Accession Number : ADA308652
Title : An Examination of Foreign Involvement in Civil Wars: Somalia 1991 to -, Afghanistan 1979 to.
Descriptive Note : Master's thesis,
Corporate Author : ARIZONA UNIV TUCSON
Personal Author(s) : Franks, Michael J.
PDF Url : ADA308652
Report Date : 1996
Pagination or Media Count : 145
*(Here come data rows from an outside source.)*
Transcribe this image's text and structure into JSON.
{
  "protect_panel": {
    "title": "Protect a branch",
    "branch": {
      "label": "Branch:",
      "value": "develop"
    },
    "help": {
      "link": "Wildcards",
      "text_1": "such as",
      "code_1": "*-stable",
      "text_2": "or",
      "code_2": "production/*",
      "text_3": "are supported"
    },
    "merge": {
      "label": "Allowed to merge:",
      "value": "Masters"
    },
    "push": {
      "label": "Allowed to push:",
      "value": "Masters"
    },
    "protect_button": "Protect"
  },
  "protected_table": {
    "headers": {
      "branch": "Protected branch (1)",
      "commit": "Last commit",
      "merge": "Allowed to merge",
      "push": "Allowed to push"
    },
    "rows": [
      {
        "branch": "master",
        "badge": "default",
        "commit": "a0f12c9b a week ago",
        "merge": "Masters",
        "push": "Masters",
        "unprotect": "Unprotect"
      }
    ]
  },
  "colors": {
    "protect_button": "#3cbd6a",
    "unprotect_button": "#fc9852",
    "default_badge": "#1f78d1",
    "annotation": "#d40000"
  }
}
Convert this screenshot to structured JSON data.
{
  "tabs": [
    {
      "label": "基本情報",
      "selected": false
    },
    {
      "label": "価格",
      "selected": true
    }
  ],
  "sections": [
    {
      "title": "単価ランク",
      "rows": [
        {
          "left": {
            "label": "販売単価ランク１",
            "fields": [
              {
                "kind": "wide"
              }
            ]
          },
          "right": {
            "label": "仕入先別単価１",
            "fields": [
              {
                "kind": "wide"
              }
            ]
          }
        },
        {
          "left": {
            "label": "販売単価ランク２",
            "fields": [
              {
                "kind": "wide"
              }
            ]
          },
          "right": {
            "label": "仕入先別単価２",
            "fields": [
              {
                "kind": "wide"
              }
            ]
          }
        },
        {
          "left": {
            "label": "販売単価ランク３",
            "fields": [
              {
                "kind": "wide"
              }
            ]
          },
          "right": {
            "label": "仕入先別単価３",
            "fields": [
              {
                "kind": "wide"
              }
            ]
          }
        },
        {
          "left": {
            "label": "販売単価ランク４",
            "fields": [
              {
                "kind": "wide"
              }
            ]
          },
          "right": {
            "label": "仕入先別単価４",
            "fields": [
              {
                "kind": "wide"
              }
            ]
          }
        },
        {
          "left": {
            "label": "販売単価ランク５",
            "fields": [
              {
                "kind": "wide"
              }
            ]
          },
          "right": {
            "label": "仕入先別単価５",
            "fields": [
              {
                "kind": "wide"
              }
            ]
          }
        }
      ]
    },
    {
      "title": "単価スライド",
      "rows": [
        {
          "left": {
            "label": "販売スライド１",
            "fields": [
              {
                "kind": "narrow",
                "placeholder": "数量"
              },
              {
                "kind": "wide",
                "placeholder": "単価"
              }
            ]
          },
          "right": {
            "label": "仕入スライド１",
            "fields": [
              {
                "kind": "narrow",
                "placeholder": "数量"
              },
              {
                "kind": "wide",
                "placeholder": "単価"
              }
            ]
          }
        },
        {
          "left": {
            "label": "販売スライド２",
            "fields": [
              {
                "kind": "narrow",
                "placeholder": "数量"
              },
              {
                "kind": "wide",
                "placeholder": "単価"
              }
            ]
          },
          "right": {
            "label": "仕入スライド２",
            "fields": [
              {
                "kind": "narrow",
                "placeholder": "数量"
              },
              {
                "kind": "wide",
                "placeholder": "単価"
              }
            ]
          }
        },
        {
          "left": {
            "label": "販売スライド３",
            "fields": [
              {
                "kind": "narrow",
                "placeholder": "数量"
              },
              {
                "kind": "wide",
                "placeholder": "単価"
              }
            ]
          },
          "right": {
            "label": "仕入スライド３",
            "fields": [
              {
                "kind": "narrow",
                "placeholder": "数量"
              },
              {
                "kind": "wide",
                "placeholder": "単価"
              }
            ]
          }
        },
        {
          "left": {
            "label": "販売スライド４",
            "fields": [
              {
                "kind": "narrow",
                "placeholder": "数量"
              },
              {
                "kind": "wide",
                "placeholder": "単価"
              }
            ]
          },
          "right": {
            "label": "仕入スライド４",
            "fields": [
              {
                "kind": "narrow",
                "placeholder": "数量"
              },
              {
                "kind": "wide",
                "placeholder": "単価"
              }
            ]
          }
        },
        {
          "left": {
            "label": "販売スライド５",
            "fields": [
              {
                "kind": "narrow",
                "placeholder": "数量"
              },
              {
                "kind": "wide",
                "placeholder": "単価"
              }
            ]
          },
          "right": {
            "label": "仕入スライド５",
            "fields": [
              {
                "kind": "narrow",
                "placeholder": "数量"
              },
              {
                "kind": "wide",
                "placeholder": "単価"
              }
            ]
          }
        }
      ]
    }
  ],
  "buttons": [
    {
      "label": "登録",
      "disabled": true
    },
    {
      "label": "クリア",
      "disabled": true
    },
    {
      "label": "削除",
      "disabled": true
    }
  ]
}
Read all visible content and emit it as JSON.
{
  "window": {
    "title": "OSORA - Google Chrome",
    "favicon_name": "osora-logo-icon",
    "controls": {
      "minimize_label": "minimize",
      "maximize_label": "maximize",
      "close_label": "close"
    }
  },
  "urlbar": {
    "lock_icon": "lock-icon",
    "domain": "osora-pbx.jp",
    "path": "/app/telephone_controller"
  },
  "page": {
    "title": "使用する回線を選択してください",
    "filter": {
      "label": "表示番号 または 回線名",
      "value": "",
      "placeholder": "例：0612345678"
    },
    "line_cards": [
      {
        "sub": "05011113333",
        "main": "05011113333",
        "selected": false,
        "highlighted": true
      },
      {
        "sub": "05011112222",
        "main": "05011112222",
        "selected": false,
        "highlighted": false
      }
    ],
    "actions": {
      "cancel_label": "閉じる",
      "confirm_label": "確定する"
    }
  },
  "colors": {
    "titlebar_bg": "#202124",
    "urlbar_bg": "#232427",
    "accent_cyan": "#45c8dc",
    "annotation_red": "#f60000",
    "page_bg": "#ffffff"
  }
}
Abstract : Foreign involvement in Somalia and Afghanistan has included military aid such as hardware and training, and humanitarian aid including assistance with infrastructure improvements and food. This research showed that the effects of foreign involvement in the internal affairs of Somalia and Afghanistan were not seriously investigated, nor the long-term ramifications of foreign military and humanitarian aid sufficiently analyzed to allow the interdicting powers to adequately predict the impacts of intervention. Foreign involvement has been a contributing factor in the present unstable conditions in Somalia and Afghanistan and has not helped them attain the goal of national direction and independence, however, tribalism in its various forms must account for the instability experienced in both Somalia and Afghanistan. Tribalism manifests itself in many forms including favoritism in governmental appointments, and regional distribution of aid dollars and food. In both these societies members consider themselves a component of a family or a clan/tribe first, their national identity follows and is much less important. Any amount of aid will not bring about national stability or a nationalist state of mind in populations so intensely tribal. To support these findings historical examples and the present situations are discussed.
Descriptors : *MILITARY ASSISTANCE, *INTERNATIONAL RELATIONS, STABILITY, WARFARE, DISTRIBUTION, POPULATION, INTERNAL, SOMALIA, FOOD, INTERVENTION, AFGHANISTAN, CIVIL DISTURBANCES.
Subject Categories : Administration and Management
Government and Political Science
Distribution Statement : APPROVED FOR PUBLIC RELEASE